(Source data)
========================================================================

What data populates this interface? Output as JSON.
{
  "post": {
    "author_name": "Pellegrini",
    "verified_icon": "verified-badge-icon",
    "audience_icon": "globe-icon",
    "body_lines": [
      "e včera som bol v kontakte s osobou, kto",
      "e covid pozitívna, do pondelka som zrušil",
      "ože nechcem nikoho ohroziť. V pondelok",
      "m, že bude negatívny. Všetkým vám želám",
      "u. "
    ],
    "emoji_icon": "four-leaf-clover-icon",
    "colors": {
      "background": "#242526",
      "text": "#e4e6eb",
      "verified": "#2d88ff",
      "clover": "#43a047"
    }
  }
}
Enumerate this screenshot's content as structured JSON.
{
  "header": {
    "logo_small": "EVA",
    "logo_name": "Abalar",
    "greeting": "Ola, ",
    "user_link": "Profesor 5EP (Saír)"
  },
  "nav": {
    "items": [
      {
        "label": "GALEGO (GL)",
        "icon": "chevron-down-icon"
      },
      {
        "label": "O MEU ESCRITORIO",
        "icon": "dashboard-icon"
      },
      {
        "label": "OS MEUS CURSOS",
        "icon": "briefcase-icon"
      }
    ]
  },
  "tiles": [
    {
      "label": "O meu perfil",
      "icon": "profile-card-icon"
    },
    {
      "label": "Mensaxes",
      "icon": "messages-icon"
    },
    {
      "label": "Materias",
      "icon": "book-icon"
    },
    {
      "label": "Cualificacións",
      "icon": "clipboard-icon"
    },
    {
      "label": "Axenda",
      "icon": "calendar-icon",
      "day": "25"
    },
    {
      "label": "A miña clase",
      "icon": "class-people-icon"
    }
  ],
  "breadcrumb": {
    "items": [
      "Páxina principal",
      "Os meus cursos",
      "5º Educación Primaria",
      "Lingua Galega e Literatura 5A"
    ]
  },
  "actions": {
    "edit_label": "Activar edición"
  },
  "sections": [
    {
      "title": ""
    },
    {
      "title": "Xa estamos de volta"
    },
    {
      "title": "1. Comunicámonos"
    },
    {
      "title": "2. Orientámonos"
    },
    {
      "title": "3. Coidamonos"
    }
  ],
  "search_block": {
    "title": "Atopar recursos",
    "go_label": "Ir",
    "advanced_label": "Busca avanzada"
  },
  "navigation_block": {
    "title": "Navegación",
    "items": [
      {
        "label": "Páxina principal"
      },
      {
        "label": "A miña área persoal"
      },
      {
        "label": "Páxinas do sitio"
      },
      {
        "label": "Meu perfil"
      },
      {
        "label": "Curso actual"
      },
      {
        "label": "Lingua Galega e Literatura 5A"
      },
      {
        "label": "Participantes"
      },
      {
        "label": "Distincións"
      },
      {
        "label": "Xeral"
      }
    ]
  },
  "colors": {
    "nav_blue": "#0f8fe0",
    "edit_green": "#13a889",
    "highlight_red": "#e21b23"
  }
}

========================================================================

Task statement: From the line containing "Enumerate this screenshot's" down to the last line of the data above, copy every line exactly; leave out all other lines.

Answer to the exercise:
Enumerate this screenshot's content as structured JSON.
{
  "header": {
    "logo_small": "EVA",
    "logo_name": "Abalar",
    "greeting": "Ola, ",
    "user_link": "Profesor 5EP (Saír)"
  },
  "nav": {
    "items": [
      {
        "label": "GALEGO (GL)",
        "icon": "chevron-down-icon"
      },
      {
        "label": "O MEU ESCRITORIO",
        "icon": "dashboard-icon"
      },
      {
        "label": "OS MEUS CURSOS",
        "icon": "briefcase-icon"
      }
    ]
  },
  "tiles": [
    {
      "label": "O meu perfil",
      "icon": "profile-card-icon"
    },
    {
      "label": "Mensaxes",
      "icon": "messages-icon"
    },
    {
      "label": "Materias",
      "icon": "book-icon"
    },
    {
      "label": "Cualificacións",
      "icon": "clipboard-icon"
    },
    {
      "label": "Axenda",
      "icon": "calendar-icon",
      "day": "25"
    },
    {
      "label": "A miña clase",
      "icon": "class-people-icon"
    }
  ],
  "breadcrumb": {
    "items": [
      "Páxina principal",
      "Os meus cursos",
      "5º Educación Primaria",
      "Lingua Galega e Literatura 5A"
    ]
  },
  "actions": {
    "edit_label": "Activar edición"
  },
  "sections": [
    {
      "title": ""
    },
    {
      "title": "Xa estamos de volta"
    },
    {
      "title": "1. Comunicámonos"
    },
    {
      "title": "2. Orientámonos"
    },
    {
      "title": "3. Coidamonos"
    }
  ],
  "search_block": {
    "title": "Atopar recursos",
    "go_label": "Ir",
    "advanced_label": "Busca avanzada"
  },
  "navigation_block": {
    "title": "Navegación",
    "items": [
      {
        "label": "Páxina principal"
      },
      {
        "label": "A miña área persoal"
      },
      {
        "label": "Páxinas do sitio"
      },
      {
        "label": "Meu perfil"
      },
      {
        "label": "Curso actual"
      },
      {
        "label": "Lingua Galega e Literatura 5A"
      },
      {
        "label": "Participantes"
      },
      {
        "label": "Distincións"
      },
      {
        "label": "Xeral"
      }
    ]
  },
  "colors": {
    "nav_blue": "#0f8fe0",
    "edit_green": "#13a889",
    "highlight_red": "#e21b23"
  }
}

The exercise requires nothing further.